• AIM OF THE TASK:
All lines in the data that hold the word "apps" need copying.

Extracted data entries
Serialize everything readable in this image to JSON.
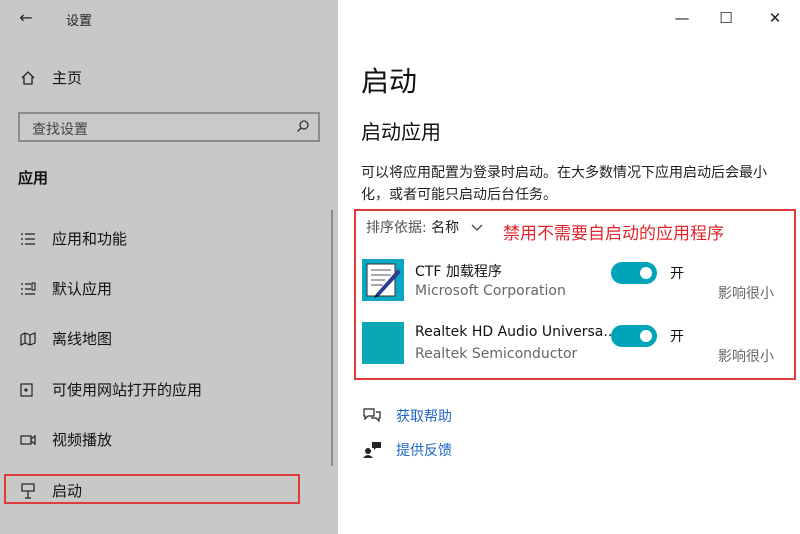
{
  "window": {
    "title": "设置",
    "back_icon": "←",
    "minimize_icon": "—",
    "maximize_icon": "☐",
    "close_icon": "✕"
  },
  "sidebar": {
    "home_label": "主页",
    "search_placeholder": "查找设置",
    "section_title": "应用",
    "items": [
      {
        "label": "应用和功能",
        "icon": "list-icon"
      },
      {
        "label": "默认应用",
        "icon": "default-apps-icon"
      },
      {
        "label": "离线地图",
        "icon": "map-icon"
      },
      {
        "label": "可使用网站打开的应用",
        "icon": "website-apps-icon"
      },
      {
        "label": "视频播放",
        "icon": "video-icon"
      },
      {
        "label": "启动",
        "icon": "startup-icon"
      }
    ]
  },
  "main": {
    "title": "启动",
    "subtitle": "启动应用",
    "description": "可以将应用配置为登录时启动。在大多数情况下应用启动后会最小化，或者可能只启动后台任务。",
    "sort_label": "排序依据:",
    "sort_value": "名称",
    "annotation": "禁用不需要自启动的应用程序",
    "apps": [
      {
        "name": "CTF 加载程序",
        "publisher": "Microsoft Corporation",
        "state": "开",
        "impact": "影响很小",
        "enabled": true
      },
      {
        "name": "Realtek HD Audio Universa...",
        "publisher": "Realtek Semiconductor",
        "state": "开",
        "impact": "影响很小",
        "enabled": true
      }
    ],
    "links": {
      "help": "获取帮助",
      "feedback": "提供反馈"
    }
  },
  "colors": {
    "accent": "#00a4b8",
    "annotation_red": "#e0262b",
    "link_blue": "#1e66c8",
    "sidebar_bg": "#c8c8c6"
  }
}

• FINISHED EXERCISE:
        "icon": "default-apps-icon"
        "icon": "website-apps-icon"
    "apps": [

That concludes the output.